From the entries, filter out every line that lacks "JSON" and copy the rest.

**DATASET CONTENT**
____
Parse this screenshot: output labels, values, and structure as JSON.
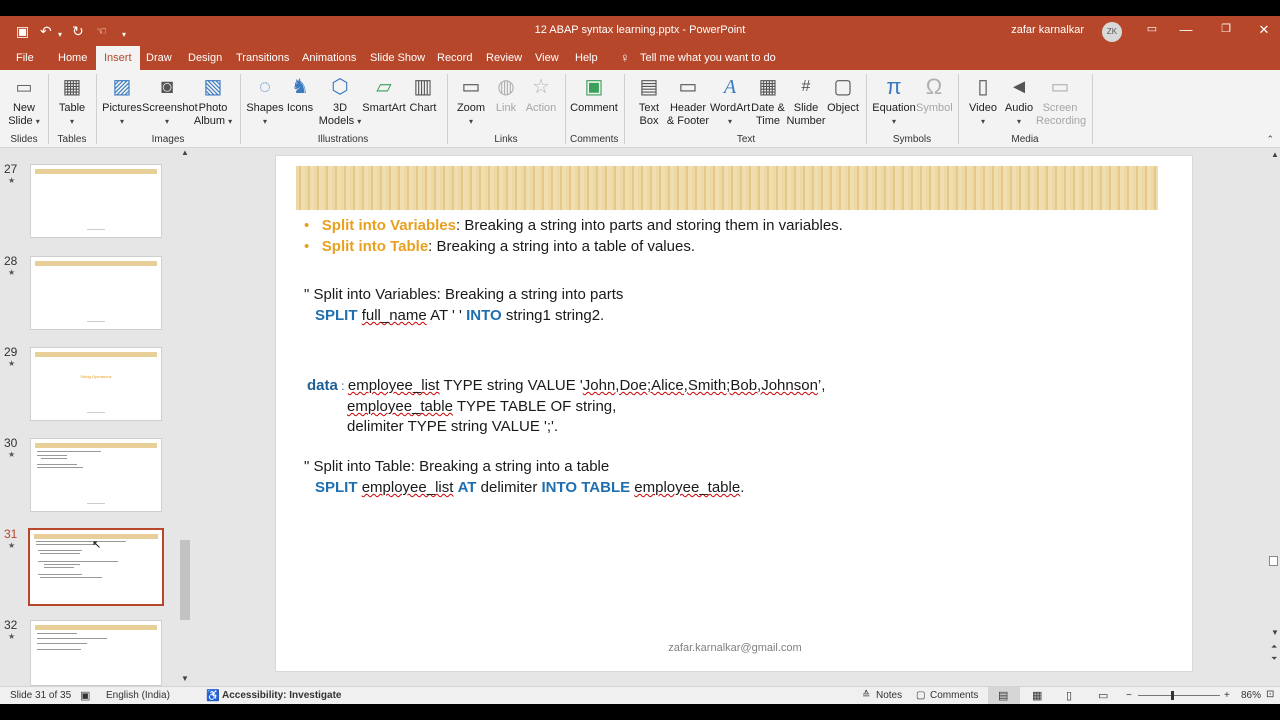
{
  "window": {
    "doc_title": "12 ABAP syntax learning.pptx  -  PowerPoint",
    "user_name": "zafar karnalkar",
    "avatar_initials": "ZK"
  },
  "tabs": [
    "File",
    "Home",
    "Insert",
    "Draw",
    "Design",
    "Transitions",
    "Animations",
    "Slide Show",
    "Record",
    "Review",
    "View",
    "Help"
  ],
  "tell_me": "Tell me what you want to do",
  "ribbon": {
    "new_slide_1": "New",
    "new_slide_2": "Slide",
    "table": "Table",
    "pictures": "Pictures",
    "screenshot": "Screenshot",
    "photo_album_1": "Photo",
    "photo_album_2": "Album",
    "shapes": "Shapes",
    "icons": "Icons",
    "models_1": "3D",
    "models_2": "Models",
    "smartart": "SmartArt",
    "chart": "Chart",
    "zoom": "Zoom",
    "link": "Link",
    "action": "Action",
    "comment": "Comment",
    "textbox_1": "Text",
    "textbox_2": "Box",
    "header_1": "Header",
    "header_2": "& Footer",
    "wordart": "WordArt",
    "datetime_1": "Date &",
    "datetime_2": "Time",
    "slidenum_1": "Slide",
    "slidenum_2": "Number",
    "object": "Object",
    "equation": "Equation",
    "symbol": "Symbol",
    "video": "Video",
    "audio": "Audio",
    "screenrec_1": "Screen",
    "screenrec_2": "Recording",
    "groups": {
      "slides": "Slides",
      "tables": "Tables",
      "images": "Images",
      "illustrations": "Illustrations",
      "links": "Links",
      "comments": "Comments",
      "text": "Text",
      "symbols": "Symbols",
      "media": "Media"
    }
  },
  "thumbnails": [
    {
      "num": "27",
      "thumb_title": ""
    },
    {
      "num": "28",
      "thumb_title": ""
    },
    {
      "num": "29",
      "thumb_title": "String Operations"
    },
    {
      "num": "30",
      "thumb_title": ""
    },
    {
      "num": "31",
      "thumb_title": ""
    },
    {
      "num": "32",
      "thumb_title": ""
    }
  ],
  "slide": {
    "bullet1_term": "Split into Variables",
    "bullet1_text": ": Breaking a string into parts and storing them in variables.",
    "bullet2_term": "Split into Table",
    "bullet2_text": ": Breaking a string into a table of values.",
    "comment1": "\" Split into Variables: Breaking a string into parts",
    "code1_kw": "SPLIT",
    "code1_var": "full_name",
    "code1_at": " AT ' ' ",
    "code1_into": "INTO",
    "code1_rest": " string1 string2.",
    "data_kw": "data",
    "data_colon": " : ",
    "decl1_var": "employee_list",
    "decl1_mid": " TYPE string VALUE '",
    "decl1_val": "John,Doe;Alice,Smith;Bob,Johnson",
    "decl1_end": "’,",
    "decl2_var": "employee_table",
    "decl2_rest": " TYPE TABLE OF string,",
    "decl3": "delimiter TYPE string VALUE ';'.",
    "comment2": "\" Split into Table: Breaking a string into a table",
    "code2_split": "SPLIT",
    "code2_var": "employee_list",
    "code2_at": "AT",
    "code2_delim": " delimiter ",
    "code2_into": "INTO TABLE",
    "code2_table": "employee_table",
    "code2_end": ".",
    "footer": "zafar.karnalkar@gmail.com"
  },
  "status": {
    "slide_count": "Slide 31 of 35",
    "language": "English (India)",
    "accessibility": "Accessibility: Investigate",
    "notes": "Notes",
    "comments": "Comments",
    "zoom": "86%"
  },
  "colors": {
    "accent": "#b7472a",
    "keyword": "#1f6fb0",
    "term": "#e8a020"
  }
}
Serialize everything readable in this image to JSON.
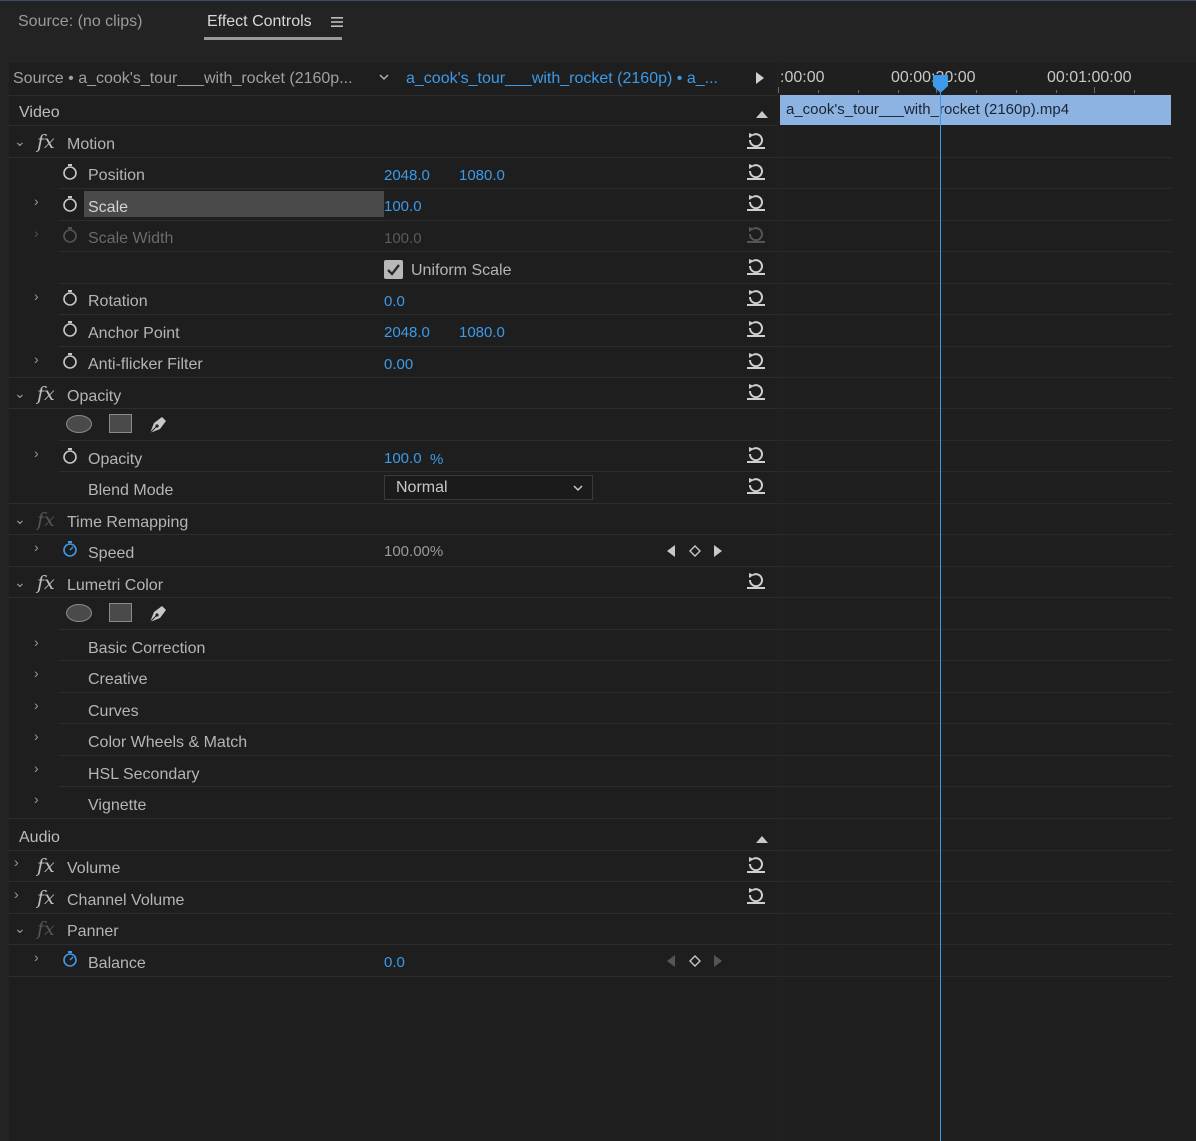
{
  "tabs": {
    "source": "Source: (no clips)",
    "effect_controls": "Effect Controls"
  },
  "clip_header": {
    "source_label": "Source • a_cook's_tour___with_rocket (2160p...",
    "sequence_label": "a_cook's_tour___with_rocket (2160p) • a_..."
  },
  "timeline": {
    "times": [
      ":00:00",
      "00:00:30:00",
      "00:01:00:00"
    ],
    "clip_name": "a_cook's_tour___with_rocket (2160p).mp4"
  },
  "sections": {
    "video": "Video",
    "audio": "Audio"
  },
  "motion": {
    "title": "Motion",
    "position_label": "Position",
    "position_x": "2048.0",
    "position_y": "1080.0",
    "scale_label": "Scale",
    "scale_value": "100.0",
    "scale_width_label": "Scale Width",
    "scale_width_value": "100.0",
    "uniform_scale_label": "Uniform Scale",
    "rotation_label": "Rotation",
    "rotation_value": "0.0",
    "anchor_label": "Anchor Point",
    "anchor_x": "2048.0",
    "anchor_y": "1080.0",
    "antiflicker_label": "Anti-flicker Filter",
    "antiflicker_value": "0.00"
  },
  "opacity": {
    "title": "Opacity",
    "opacity_label": "Opacity",
    "opacity_value": "100.0",
    "opacity_unit": "%",
    "blend_label": "Blend Mode",
    "blend_value": "Normal"
  },
  "time_remap": {
    "title": "Time Remapping",
    "speed_label": "Speed",
    "speed_value": "100.00%"
  },
  "lumetri": {
    "title": "Lumetri Color",
    "items": [
      "Basic Correction",
      "Creative",
      "Curves",
      "Color Wheels & Match",
      "HSL Secondary",
      "Vignette"
    ]
  },
  "audio": {
    "volume": "Volume",
    "channel_volume": "Channel Volume",
    "panner": "Panner",
    "balance_label": "Balance",
    "balance_value": "0.0"
  },
  "colors": {
    "accent": "#3d9ae8",
    "clip": "#8db3e2"
  }
}
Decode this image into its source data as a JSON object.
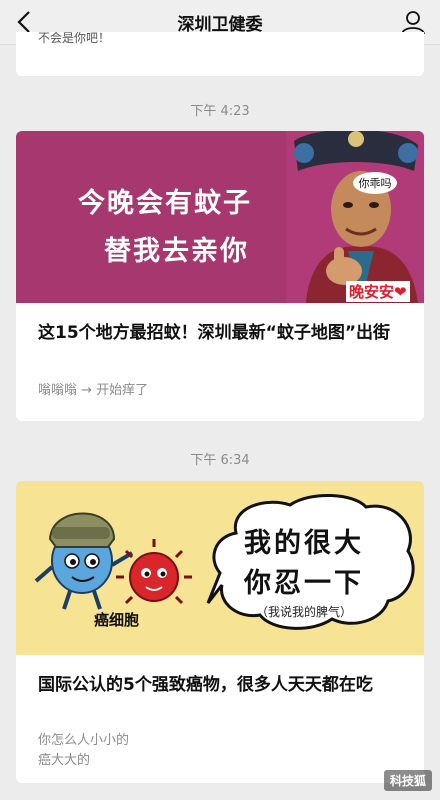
{
  "header": {
    "title": "深圳卫健委"
  },
  "stub": {
    "text": "不会是你吧！"
  },
  "messages": [
    {
      "time": "下午 4:23",
      "banner_lines": [
        "今晚会有蚊子",
        "替我去亲你"
      ],
      "face_bubble": "你乖吗",
      "goodnight": "晚安安❤",
      "headline": "这15个地方最招蚊！深圳最新“蚊子地图”出街",
      "summary": "嗡嗡嗡 → 开始痒了"
    },
    {
      "time": "下午 6:34",
      "bubble_lines": [
        "我的很大",
        "你忍一下"
      ],
      "bubble_note": "（我说我的脾气）",
      "character_label": "癌细胞",
      "headline": "国际公认的5个强致癌物，很多人天天都在吃",
      "summary_lines": [
        "你怎么人小小的",
        "癌大大的"
      ]
    }
  ],
  "watermark": "科技狐"
}
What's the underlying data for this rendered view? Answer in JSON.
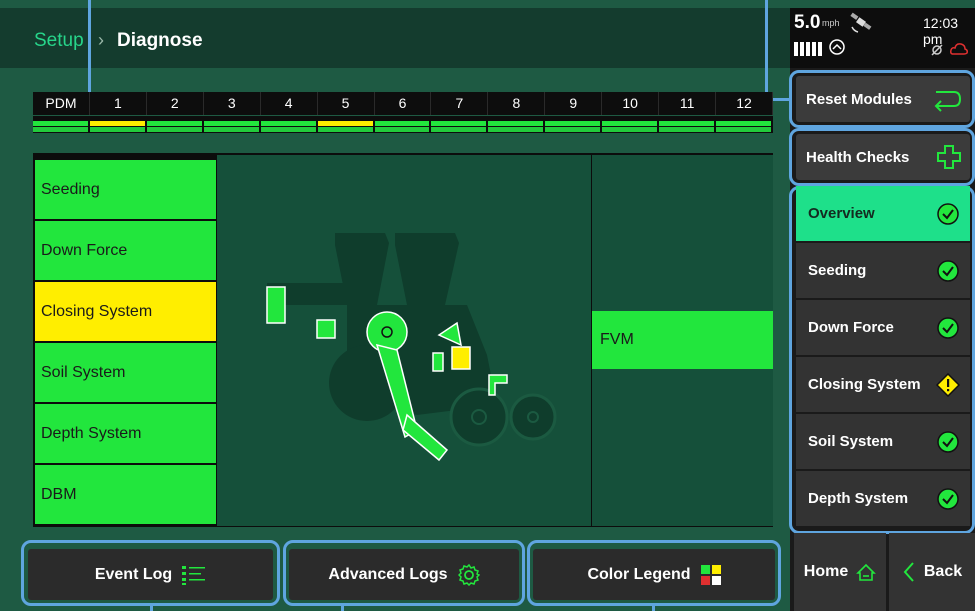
{
  "breadcrumb": {
    "parent": "Setup",
    "separator": "›",
    "current": "Diagnose"
  },
  "status": {
    "speed": "5.0",
    "speed_unit": "mph",
    "time": "12:03 pm"
  },
  "pdm": {
    "cells": [
      "PDM",
      "1",
      "2",
      "3",
      "4",
      "5",
      "6",
      "7",
      "8",
      "9",
      "10",
      "11",
      "12"
    ],
    "top_status": [
      "green",
      "yellow",
      "green",
      "green",
      "green",
      "yellow",
      "green",
      "green",
      "green",
      "green",
      "green",
      "green",
      "green"
    ]
  },
  "systems": [
    "Seeding",
    "Down Force",
    "Closing System",
    "Soil System",
    "Depth System",
    "DBM"
  ],
  "fvm_label": "FVM",
  "bottom_buttons": {
    "event_log": "Event Log",
    "advanced_logs": "Advanced Logs",
    "color_legend": "Color Legend"
  },
  "side": {
    "reset_modules": "Reset Modules",
    "health_checks": "Health Checks",
    "nav": [
      {
        "label": "Overview",
        "status": "ok"
      },
      {
        "label": "Seeding",
        "status": "ok"
      },
      {
        "label": "Down Force",
        "status": "ok"
      },
      {
        "label": "Closing System",
        "status": "warning"
      },
      {
        "label": "Soil System",
        "status": "ok"
      },
      {
        "label": "Depth System",
        "status": "ok"
      }
    ],
    "home": "Home",
    "back": "Back"
  },
  "colors": {
    "ok_green": "#22e63d",
    "warning_yellow": "#ffee00",
    "accent": "#1ee08a",
    "callout_blue": "#5fa5df"
  }
}
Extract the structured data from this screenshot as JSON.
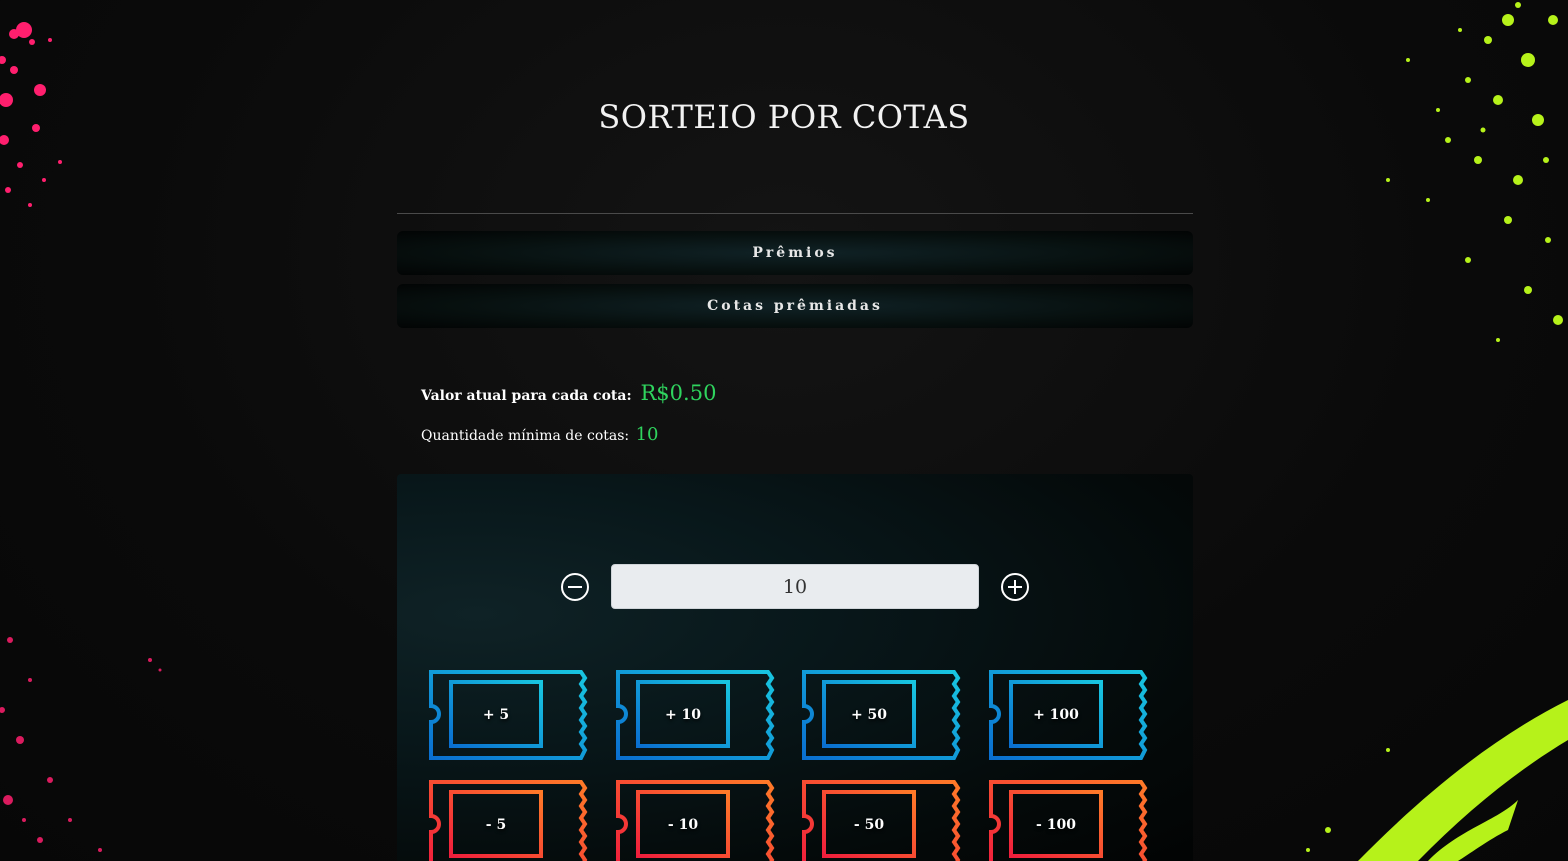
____
**YOUR RESPONSE**
Parse this screenshot: output labels, values, and structure as JSON.
Serialize everything readable in this image to JSON.
Decode this image into its source data as a JSON object.
What's the underlying data for this rendered view? Answer in JSON.
Extract the structured data from this screenshot as JSON.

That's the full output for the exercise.